### What to work on
If a line in the listing below contains the word "button", count it, then please give only the number of such lines.

-- Opening Marker --

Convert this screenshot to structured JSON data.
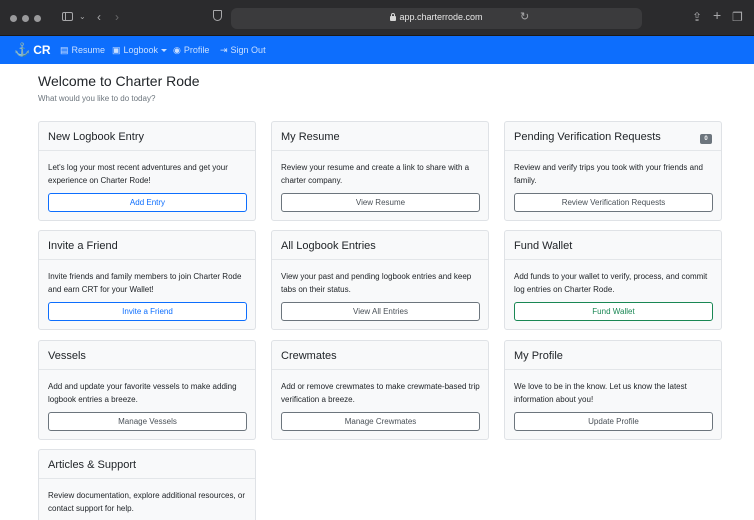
{
  "browser": {
    "url": "app.charterrode.com"
  },
  "navbar": {
    "brand": "CR",
    "items": [
      {
        "label": "Resume",
        "icon": "document-icon"
      },
      {
        "label": "Logbook",
        "icon": "book-icon",
        "dropdown": true
      },
      {
        "label": "Profile",
        "icon": "user-circle-icon"
      },
      {
        "label": "Sign Out",
        "icon": "sign-out-icon"
      }
    ]
  },
  "header": {
    "title": "Welcome to Charter Rode",
    "subtitle": "What would you like to do today?"
  },
  "cards": [
    {
      "title": "New Logbook Entry",
      "text": "Let's log your most recent adventures and get your experience on Charter Rode!",
      "button": "Add Entry",
      "style": "primary"
    },
    {
      "title": "My Resume",
      "text": "Review your resume and create a link to share with a charter company.",
      "button": "View Resume",
      "style": "secondary"
    },
    {
      "title": "Pending Verification Requests",
      "text": "Review and verify trips you took with your friends and family.",
      "button": "Review Verification Requests",
      "style": "secondary",
      "badge": "0"
    },
    {
      "title": "Invite a Friend",
      "text": "Invite friends and family members to join Charter Rode and earn CRT for your Wallet!",
      "button": "Invite a Friend",
      "style": "primary"
    },
    {
      "title": "All Logbook Entries",
      "text": "View your past and pending logbook entries and keep tabs on their status.",
      "button": "View All Entries",
      "style": "secondary"
    },
    {
      "title": "Fund Wallet",
      "text": "Add funds to your wallet to verify, process, and commit log entries on Charter Rode.",
      "button": "Fund Wallet",
      "style": "success"
    },
    {
      "title": "Vessels",
      "text": "Add and update your favorite vessels to make adding logbook entries a breeze.",
      "button": "Manage Vessels",
      "style": "secondary"
    },
    {
      "title": "Crewmates",
      "text": "Add or remove crewmates to make crewmate-based trip verification a breeze.",
      "button": "Manage Crewmates",
      "style": "secondary"
    },
    {
      "title": "My Profile",
      "text": "We love to be in the know. Let us know the latest information about you!",
      "button": "Update Profile",
      "style": "secondary"
    },
    {
      "title": "Articles & Support",
      "text": "Review documentation, explore additional resources, or contact support for help.",
      "button": "",
      "style": "secondary"
    }
  ],
  "colors": {
    "navbar": "#0d6efd",
    "primary": "#0d6efd",
    "success": "#198754",
    "secondary": "#6c757d"
  }
}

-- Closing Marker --

### Worked solution
10